The Journal of Neuroscience reported a few days ago that researchers from King’s College Institute of Psychiatry in London have used brain scans to correctly identify adult males with Autism Spectrum Disorder with a 90 percent success rate.
The brains of individuals with autism were found to have different patterns of thickness in the grey matter (the densely packed neural tissue of the cerebral cortex) when compared to the brains of control subjects. The differences were found in regions that handle language and behavior.
The researchers’ next step is to test the scans with children, hoping that this quick, objective measure could eventually be used to diagnose kids on the autism spectrum.
A 90 percent success rate for diagnosing autism—pretty good, right? But not so fast.As pointed out in an article in the Guardian’s science blog, a 90 percent success rate sounds accurate, but it actually translates into a very high “false positive” rate when you factor in the incidence of autism (around one percent). The example given showed that in a population of 10,000, around 2,000 children would be falsely diagnosed with autism using this test.
Of course it would be amazing if children could be diagnosed in the first year of life instead of the preschool years, as many kids are. But if there ever proves to be a quick, accurate biological test for autism, it’s going to be a while down the road. As I describe in my recent column on the causes of autism, the disorder is so much more complicated and varied than we realize—hundreds of genes could be involved and in a different mixture depending on the child.
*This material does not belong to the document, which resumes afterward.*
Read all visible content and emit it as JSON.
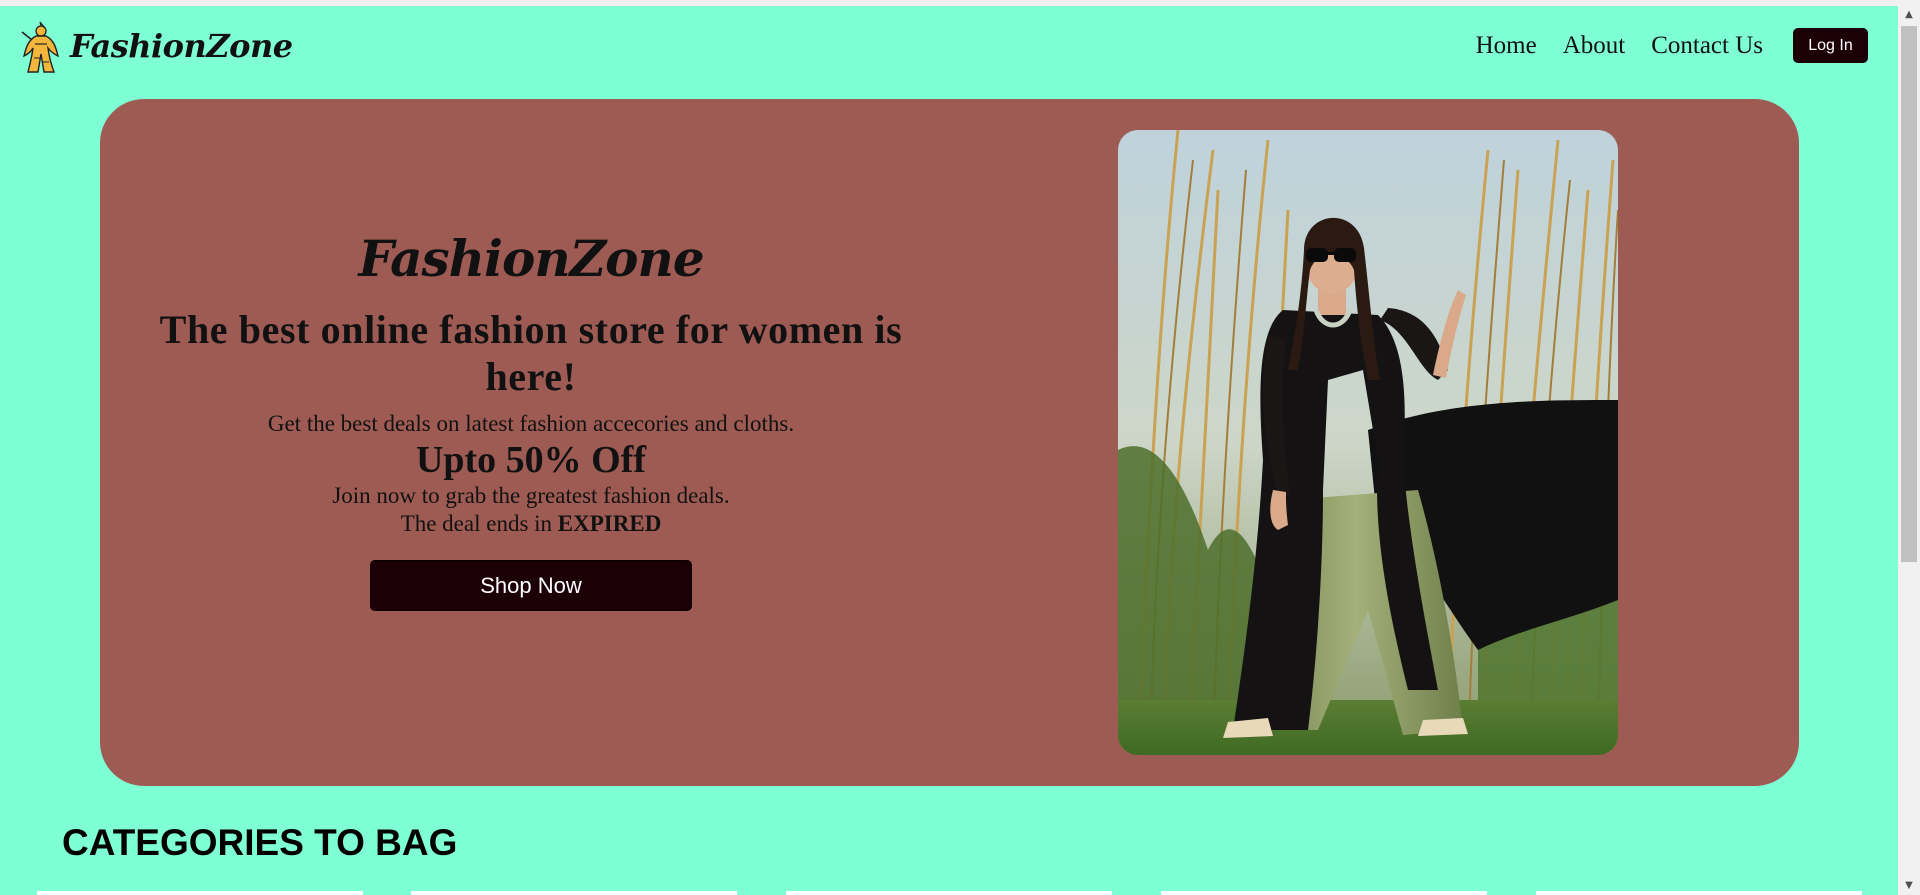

Unlikely that a simple test of any kind could pick up on something so complex.